A PHASE 1/2/3, PLACEBO-CONTROLLED, RANDOMIZED, OBSERVER-BLIND, DOSE-FINDING STUDY TO EVALUATE THE SAFETY, TOLERABILITY, IMMUNOGENICITY, AND EFFICACY OF SARS-COV-2 RNA VACCINE CANDIDATES AGAINST COVID-19 IN HEALTHY INDIVIDUALS. https://clinicaltrials.gov/ct2/show/NCT04368728
Bingham J. Bayer executive: mRNA shots are “gene therapy” marketed as “vaccines” to gain public trust. LifeSite News. Nov. 10, 2021. https://www.lifesitenews.com/news/bayer-executive-mrna-shots-are-gene-therapy-marketed-as-vaccines-to-gain-public-trust/
Bayer pharma exec admits COVID vaccines are “cell or gene therapy”. https://mnfan.org/2021/11/10/bayer-pharma-exec-admits-covid-vaccines-are-cell-or-gene-therapy/
Levine C. Pfizer CEO Alber Bourla calls Israel “world’s lab” in interview to NBC. The Jerusalem Post. Feb. 27, 2021. https://www.jpost.com/breaking-news/pfizer-ceo-albert-bourla-calls-israel-worlds-lab-in-interview-to-nbc-660349
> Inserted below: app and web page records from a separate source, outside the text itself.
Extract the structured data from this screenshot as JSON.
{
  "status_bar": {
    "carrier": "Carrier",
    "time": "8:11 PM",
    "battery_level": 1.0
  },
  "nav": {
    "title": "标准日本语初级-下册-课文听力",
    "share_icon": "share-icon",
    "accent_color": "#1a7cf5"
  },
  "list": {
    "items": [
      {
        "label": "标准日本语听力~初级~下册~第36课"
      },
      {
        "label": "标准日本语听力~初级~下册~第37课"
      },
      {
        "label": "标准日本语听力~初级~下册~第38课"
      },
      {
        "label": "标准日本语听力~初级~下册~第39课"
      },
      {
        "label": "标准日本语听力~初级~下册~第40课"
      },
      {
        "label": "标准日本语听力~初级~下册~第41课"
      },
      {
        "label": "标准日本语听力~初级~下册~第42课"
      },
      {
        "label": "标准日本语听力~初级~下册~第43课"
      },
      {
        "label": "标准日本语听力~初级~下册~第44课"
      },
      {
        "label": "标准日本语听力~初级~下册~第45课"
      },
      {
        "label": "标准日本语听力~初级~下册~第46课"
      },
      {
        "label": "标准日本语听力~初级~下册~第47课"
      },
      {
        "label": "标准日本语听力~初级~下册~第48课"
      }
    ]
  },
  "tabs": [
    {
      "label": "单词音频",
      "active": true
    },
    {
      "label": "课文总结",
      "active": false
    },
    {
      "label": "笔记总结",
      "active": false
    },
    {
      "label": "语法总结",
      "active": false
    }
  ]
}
Spiro A. Pfizer exec calls Israel “a sort of laboratory” for COVID vaccines. The Times of Israel. Sept 12, 2021. https://www.timesofisrael.com/pfizer-exec-calls-israel-a-sort-of-laboratory-for-covid-vaccines/